For myself, I had the Duo of Paradise Valley Pork. For me, this was by far the best dish of the meal. Buttery tender, juicy and well-brined, the pork tenderloin was perfectly medium. Combined with the silky and rich demi, there was a depth-of-flavour that resonated its ingredients (red wine, bones and butter). However, the pork cheek was even better being soft, fatty and tender. The chanterelles added some Earthy meatiness to an already rich meat. Even the pomme fondant was expertly prepared being soft while not disintegrating. With the addition of butternut squash cubes and deconstructed brussel sprouts, there was some vegetable heartiness to go with the meat as well as providing some colour to the dish. From the best dish to probably the most pedestrian, my mom inexplicably ordered the Farmcrest Free-Run Chicken. Brined and seemingly with a sous-vide texture, the chicken was rather lifeless and devoid of any distinguishing flavours. On the other hand, the jus made up for it with a rich and full-bodied demeanor. Furthermore, the braised Swiss chard with bacon was plenty salty and flavourful as well.

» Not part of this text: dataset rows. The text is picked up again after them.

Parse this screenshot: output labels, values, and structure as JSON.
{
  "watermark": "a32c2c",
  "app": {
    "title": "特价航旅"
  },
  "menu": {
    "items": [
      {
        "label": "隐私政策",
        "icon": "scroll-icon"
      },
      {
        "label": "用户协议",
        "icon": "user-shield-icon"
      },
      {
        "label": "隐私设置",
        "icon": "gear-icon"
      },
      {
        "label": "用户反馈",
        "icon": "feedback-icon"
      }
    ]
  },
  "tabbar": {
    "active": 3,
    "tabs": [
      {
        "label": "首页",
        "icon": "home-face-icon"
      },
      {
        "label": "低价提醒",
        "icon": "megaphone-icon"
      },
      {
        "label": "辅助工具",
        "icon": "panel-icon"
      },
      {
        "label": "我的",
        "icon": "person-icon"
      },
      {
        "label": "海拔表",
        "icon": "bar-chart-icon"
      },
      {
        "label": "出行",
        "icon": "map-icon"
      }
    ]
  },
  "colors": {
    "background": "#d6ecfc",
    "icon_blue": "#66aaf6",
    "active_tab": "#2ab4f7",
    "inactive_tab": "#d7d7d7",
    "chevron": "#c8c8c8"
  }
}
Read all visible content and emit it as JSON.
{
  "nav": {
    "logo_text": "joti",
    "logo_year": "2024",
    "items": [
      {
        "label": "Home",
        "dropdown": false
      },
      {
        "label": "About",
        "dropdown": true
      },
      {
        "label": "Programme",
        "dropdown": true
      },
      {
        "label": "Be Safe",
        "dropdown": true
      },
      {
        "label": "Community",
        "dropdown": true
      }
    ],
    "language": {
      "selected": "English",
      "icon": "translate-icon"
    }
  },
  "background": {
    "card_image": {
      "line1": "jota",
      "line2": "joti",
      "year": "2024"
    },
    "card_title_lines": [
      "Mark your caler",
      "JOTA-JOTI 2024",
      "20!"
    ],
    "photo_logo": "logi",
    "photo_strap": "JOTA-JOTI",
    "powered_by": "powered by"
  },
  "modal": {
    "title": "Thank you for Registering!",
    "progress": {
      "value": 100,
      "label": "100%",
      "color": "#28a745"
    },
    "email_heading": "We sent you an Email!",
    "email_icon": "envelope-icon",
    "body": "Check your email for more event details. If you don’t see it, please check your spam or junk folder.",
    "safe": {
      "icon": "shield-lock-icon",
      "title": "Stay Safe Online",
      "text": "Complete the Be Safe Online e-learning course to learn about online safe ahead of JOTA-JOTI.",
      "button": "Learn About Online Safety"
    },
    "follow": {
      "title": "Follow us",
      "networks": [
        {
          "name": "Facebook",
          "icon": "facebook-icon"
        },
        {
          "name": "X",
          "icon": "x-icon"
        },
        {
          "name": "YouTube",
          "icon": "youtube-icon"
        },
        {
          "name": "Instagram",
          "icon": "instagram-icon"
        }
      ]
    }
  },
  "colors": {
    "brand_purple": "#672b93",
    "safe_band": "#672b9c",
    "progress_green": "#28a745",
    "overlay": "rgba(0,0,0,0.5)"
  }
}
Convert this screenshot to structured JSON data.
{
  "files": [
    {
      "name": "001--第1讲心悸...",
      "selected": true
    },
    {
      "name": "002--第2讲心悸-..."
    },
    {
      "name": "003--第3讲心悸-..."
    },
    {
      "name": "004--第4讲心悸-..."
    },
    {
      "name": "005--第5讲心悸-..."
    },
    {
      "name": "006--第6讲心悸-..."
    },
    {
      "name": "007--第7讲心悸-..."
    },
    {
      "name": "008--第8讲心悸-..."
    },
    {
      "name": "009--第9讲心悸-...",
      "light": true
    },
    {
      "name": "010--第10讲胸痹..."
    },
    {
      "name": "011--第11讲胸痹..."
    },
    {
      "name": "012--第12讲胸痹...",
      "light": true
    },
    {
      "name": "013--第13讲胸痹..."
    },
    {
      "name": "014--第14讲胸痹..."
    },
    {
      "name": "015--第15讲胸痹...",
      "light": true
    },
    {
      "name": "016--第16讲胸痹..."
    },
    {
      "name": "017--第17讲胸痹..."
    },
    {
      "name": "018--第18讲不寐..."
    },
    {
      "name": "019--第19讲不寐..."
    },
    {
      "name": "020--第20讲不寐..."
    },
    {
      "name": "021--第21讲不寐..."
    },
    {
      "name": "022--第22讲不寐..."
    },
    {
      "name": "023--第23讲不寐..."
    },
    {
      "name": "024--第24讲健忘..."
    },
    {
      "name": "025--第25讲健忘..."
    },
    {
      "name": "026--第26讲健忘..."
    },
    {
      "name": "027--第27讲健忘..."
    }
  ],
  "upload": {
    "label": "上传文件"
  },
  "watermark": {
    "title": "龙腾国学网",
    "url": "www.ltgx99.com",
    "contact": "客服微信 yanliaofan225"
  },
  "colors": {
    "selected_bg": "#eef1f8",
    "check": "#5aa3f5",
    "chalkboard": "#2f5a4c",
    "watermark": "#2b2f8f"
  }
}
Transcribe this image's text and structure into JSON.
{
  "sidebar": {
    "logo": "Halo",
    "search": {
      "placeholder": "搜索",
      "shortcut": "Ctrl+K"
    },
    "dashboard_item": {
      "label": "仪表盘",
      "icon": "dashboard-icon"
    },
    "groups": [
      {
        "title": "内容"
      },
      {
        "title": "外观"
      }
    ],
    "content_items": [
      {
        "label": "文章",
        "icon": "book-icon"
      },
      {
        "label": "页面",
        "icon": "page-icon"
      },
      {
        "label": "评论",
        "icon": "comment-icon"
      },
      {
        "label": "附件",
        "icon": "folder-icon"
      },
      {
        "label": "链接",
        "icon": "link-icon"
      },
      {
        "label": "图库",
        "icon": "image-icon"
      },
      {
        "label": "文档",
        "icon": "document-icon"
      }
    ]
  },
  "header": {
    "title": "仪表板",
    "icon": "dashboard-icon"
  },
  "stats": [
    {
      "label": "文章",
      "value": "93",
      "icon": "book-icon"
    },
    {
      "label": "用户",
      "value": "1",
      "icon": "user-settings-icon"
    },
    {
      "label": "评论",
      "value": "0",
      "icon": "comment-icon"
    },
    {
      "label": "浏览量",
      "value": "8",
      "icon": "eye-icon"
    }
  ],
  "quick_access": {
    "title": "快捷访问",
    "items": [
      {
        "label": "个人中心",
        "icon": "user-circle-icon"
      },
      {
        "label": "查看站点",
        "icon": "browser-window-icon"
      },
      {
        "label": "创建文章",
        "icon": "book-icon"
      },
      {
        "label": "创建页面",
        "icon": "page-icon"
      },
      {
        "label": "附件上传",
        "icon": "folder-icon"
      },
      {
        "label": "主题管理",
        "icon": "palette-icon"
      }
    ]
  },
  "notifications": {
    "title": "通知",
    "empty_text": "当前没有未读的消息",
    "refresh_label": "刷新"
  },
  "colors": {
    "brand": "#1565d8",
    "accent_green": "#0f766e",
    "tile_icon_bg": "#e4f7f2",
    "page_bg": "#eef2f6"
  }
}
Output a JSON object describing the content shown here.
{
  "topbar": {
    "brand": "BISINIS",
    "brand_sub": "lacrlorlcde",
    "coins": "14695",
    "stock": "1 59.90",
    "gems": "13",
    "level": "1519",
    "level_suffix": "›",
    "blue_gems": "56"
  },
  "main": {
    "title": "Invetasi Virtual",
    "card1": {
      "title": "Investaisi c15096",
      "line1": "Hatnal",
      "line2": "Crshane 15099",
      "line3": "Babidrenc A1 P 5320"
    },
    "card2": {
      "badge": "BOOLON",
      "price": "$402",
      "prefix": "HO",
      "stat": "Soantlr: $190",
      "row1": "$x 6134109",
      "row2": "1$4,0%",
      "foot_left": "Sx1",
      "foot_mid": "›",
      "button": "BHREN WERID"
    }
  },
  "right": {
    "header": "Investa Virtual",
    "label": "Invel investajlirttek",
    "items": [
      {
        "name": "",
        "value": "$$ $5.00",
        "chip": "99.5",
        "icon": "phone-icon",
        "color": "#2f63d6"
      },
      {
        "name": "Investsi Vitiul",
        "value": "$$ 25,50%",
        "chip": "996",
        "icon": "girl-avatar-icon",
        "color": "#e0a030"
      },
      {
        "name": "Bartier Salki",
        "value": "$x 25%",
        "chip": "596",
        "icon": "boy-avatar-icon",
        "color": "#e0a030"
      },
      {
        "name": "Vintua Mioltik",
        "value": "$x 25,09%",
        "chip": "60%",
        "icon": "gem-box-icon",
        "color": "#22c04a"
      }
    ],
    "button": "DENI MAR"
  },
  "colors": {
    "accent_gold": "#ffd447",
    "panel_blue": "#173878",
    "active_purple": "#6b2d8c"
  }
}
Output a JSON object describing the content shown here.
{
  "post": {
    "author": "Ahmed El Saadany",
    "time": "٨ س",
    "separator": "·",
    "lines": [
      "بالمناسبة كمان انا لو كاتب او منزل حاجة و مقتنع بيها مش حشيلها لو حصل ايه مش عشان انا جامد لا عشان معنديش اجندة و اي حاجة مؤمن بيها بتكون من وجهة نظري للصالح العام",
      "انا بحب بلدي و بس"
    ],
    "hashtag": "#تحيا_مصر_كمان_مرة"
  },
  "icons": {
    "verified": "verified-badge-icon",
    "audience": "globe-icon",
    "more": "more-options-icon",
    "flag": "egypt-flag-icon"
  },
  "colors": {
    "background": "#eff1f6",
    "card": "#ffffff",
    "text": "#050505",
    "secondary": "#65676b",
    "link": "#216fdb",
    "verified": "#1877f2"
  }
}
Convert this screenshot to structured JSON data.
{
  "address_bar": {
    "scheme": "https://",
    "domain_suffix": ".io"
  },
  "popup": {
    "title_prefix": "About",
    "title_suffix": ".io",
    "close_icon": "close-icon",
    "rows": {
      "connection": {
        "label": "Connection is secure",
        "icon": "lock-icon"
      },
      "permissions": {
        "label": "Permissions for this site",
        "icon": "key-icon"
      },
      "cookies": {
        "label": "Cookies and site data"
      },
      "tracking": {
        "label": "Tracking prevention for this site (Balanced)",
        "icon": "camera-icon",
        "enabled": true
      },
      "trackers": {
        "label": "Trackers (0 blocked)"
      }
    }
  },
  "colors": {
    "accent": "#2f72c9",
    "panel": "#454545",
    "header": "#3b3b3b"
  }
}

My dad had probably our second favourite offering being the Bouillabaisse with lobster, local rock fish, saffron, rouille, gruyère and olive oil crostini. Typically, we would expect a fairly light and thin broth, but not in this case. It was slightly thick and full-flavoured with a measured saltiness balanced by natural sweetness and a touch of saffron. The fish couldn't have been prepared any better being buttery and flaky while the lobster was on point. My son actually ordered off the kid's menu and when he asked if I wanted to take a picture of his chicken strips, I declined...
For dessert, we shared 2 including the Alpaco Chocolate Soufflé made with Valrhona chocolate and served with vanilla sauce. This was pretty good with an evenly raised souffle topped with silky chocolate. While the exterior was lightly crispy, the inside was airy and light while exhibiting appealingly bitter chocolate notes. The whole thing was still rather sweet especially with the addition of the vanilla sauce. Our second dessert, the Tarte Tatin was a nice balance of flavours. It featured gala apple confit atop a flaky and crispy pastry. With beads of sweet apple puree and tart apple pieces, there was a balanced sweetness. When it was all said and done, we had dropped almost $450.00 including tax and tip. Was it worth it? It really depends on what dishes you order.
- Some real stellar dishes
- Excellent service
- Nice dining space
- Some portion sizes were pretty small